|Project by robscastle||posted 08-21-2013 04:08 AM||863 views||1 time favorited||4 comments|
I made these trays from recycled materials
Oak a species that I am uncertain of the actual type, apart from knowing its not Silky Oak, and some rare pallet wood. (See note below)
Edited Note: The timber in the perimeter frame showing a yellow tinged areas may be Rubberwood it is still under investigation TBC.
Not forgetting heaps of wood filler on the dodgy joints on the Huon tray
Cutting 20 deg slope polygons presented me with a frustrating activity, not that it was hard to do but hard to get an effective result on the joints.
Read as I did not understand the mathematics involved in this activity first up.
Apart from cutting ceiling cornices that was the extent of my experience, however after the project I would have no concerns as to making more.
What are they for?
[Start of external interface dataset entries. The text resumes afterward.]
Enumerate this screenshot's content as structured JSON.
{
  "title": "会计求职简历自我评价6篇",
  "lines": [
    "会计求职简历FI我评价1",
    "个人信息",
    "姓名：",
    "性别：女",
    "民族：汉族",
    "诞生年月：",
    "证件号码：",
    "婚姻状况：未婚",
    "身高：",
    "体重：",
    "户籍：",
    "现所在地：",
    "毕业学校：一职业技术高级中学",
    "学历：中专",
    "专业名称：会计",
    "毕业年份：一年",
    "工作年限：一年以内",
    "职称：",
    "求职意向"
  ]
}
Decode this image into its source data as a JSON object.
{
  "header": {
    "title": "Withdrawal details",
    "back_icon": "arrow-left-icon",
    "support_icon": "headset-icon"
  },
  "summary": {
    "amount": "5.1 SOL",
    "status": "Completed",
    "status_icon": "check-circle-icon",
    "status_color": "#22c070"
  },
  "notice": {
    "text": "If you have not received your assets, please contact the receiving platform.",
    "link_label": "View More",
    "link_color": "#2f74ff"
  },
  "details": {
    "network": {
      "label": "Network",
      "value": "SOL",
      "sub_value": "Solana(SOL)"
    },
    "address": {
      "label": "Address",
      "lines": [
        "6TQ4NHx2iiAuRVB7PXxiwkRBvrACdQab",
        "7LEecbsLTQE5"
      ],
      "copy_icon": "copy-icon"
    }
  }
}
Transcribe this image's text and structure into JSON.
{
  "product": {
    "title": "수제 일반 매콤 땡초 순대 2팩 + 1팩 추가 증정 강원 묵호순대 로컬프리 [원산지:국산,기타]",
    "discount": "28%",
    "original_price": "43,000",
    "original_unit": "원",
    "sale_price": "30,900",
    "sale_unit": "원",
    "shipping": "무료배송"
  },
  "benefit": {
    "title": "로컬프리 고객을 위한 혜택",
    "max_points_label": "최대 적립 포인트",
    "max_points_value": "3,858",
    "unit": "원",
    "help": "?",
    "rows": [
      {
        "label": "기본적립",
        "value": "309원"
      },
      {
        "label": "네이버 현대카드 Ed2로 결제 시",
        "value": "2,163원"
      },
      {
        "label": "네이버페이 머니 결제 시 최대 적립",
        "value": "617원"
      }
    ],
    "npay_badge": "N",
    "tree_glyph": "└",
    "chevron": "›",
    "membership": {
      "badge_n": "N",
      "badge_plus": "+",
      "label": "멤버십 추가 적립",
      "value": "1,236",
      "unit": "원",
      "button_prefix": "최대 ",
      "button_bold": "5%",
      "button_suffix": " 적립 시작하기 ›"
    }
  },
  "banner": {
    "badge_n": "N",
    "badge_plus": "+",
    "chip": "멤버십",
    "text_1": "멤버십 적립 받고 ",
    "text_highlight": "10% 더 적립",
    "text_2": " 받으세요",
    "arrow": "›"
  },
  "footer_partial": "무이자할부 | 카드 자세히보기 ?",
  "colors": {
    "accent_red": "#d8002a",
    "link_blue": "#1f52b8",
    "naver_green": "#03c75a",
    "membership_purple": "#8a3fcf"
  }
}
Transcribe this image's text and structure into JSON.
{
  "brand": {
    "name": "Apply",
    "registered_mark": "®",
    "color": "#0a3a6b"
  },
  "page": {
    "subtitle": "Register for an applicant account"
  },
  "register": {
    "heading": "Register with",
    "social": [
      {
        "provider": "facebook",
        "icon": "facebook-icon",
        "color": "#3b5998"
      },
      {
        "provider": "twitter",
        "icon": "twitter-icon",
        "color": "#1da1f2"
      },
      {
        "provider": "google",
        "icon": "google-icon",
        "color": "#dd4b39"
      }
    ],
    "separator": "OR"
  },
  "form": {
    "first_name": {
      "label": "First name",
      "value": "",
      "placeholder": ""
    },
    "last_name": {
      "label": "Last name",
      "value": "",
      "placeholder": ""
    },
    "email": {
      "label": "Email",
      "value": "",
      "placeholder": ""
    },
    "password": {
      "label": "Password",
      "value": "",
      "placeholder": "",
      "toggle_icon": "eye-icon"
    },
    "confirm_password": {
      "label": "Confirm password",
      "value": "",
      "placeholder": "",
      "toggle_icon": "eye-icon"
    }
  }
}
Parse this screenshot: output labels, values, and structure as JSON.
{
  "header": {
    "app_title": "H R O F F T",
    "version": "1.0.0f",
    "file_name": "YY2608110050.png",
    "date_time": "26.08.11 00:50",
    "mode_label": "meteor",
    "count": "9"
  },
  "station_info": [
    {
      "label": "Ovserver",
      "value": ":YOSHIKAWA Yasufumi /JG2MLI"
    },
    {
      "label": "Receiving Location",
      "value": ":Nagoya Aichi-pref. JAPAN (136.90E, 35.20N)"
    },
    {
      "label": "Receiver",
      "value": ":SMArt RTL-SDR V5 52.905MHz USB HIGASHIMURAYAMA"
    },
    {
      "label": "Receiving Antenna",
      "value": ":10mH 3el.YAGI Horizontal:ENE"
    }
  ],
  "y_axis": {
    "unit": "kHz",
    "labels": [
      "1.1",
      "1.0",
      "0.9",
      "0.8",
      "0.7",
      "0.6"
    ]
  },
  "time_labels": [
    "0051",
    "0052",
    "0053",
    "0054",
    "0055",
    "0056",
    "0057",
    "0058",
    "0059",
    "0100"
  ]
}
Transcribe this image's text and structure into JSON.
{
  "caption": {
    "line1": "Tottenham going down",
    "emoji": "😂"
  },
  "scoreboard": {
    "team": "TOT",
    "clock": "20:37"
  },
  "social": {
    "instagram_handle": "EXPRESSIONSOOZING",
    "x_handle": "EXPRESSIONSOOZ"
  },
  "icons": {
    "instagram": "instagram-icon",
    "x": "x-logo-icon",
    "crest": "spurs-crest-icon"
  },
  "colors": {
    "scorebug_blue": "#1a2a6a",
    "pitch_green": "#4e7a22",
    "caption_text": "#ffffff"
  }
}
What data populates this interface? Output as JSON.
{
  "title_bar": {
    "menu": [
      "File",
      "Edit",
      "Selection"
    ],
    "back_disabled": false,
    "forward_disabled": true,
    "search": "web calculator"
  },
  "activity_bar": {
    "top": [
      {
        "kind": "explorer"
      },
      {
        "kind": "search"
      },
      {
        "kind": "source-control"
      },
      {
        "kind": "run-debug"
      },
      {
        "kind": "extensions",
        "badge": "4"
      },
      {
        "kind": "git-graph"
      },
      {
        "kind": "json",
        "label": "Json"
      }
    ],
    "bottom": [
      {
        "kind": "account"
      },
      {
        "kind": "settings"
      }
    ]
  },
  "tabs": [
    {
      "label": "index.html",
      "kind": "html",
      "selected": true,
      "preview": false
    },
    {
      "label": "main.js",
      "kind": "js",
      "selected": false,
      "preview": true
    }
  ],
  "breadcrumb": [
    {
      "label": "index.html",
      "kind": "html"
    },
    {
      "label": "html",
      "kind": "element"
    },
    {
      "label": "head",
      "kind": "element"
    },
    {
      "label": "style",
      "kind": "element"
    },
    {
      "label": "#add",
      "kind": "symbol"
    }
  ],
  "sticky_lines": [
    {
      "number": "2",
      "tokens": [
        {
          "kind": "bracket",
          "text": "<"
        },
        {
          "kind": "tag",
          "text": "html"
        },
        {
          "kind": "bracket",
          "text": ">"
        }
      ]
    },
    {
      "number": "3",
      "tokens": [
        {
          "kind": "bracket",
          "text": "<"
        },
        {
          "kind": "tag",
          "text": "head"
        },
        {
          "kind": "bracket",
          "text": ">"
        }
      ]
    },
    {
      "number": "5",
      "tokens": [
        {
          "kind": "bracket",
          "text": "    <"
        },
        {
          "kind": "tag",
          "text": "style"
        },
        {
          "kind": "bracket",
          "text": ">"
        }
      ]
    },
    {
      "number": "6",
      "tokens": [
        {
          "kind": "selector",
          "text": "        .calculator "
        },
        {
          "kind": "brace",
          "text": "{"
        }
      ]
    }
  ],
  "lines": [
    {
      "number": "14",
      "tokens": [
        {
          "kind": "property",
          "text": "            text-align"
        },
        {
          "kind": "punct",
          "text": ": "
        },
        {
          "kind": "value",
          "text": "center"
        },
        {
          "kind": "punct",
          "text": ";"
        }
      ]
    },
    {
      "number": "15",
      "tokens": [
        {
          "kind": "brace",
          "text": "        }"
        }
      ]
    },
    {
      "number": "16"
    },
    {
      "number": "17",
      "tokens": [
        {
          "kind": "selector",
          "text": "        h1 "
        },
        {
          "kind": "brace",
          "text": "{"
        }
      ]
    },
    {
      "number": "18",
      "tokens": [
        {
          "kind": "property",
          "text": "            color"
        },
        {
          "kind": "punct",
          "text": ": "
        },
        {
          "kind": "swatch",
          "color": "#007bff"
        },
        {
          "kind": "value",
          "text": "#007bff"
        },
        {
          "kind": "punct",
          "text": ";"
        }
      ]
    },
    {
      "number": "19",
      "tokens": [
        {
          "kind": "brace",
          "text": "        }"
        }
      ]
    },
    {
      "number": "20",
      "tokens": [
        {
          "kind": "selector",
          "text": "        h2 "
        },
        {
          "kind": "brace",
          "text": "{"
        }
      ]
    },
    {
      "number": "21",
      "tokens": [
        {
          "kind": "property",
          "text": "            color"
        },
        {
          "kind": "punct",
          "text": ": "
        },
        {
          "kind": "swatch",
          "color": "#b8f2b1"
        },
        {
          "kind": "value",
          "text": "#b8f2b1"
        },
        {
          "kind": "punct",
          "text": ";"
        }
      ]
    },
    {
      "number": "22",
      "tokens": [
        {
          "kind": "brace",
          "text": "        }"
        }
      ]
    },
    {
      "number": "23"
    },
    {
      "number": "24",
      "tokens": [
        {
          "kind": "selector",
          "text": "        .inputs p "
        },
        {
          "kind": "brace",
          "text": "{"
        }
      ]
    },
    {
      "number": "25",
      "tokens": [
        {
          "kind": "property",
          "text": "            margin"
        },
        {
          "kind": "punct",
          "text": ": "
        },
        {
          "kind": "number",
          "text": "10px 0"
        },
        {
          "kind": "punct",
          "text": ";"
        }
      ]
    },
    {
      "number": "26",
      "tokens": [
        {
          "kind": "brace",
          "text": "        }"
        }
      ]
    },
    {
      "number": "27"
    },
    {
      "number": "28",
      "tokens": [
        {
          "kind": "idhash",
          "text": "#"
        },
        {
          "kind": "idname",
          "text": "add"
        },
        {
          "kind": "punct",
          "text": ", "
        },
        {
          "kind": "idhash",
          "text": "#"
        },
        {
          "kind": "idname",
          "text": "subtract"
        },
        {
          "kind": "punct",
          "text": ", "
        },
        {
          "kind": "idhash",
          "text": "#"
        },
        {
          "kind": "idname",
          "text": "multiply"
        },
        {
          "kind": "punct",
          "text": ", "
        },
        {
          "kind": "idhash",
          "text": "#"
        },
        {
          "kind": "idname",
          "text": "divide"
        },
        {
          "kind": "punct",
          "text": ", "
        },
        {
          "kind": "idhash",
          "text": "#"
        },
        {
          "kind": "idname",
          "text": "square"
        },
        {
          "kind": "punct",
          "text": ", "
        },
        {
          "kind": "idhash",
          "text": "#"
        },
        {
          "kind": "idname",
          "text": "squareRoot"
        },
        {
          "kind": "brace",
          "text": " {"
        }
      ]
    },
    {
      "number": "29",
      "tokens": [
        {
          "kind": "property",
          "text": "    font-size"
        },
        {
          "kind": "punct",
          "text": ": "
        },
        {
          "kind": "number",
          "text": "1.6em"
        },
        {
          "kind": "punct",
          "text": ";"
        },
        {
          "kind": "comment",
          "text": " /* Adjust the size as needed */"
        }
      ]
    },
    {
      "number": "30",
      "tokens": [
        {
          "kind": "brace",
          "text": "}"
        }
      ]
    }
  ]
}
Nothing in particular, I just had the materials, so I made them
It took me almost a week to eventually come to the finish you see in the pictures.
I think about 50% of the framing materials ended up as waste as I bumbled through.
A bit bland and ho hum ish but worth posting as if you had been following my preparation blog on these suckers and wanting to see the final results.
The angles were all cut on a drop/Miter Saw.
The Oak inserts were sawn in half jointed then butt joined after attempting to book match the feature.
There are eight section in all completing the base.
The Huon pine was a single piece of timber some 450mm wide originally covered with about seven layers of paint
The non sloping frame is for pictures and was made as the trays were in progress as a means of convincing myself the saw settings I was using were correct.
A nasty trap when sloping the sides away from the standard 90 deg!
I had so much trouble getting the joints right the second Oak tray ended up smaller than its Huon Pine mate.
It was then that I stopped sawing it and resorted to using a set of sacrificial sections to perfect the mitre and joint angles.
I need to acknowledge Mathias Wendell’s work in producing a simple cross reference chart to enable saw setting without the complex calculation activity.
I cannot add the chart mathias produced as its a PDF/ Excel format, however it is available on www.woodgears.ca along with the history of how it came about, makes interesting reading if you are that way inclined.
A PS if you are interested in the process check out my blog on the activity.
-- Regards Robert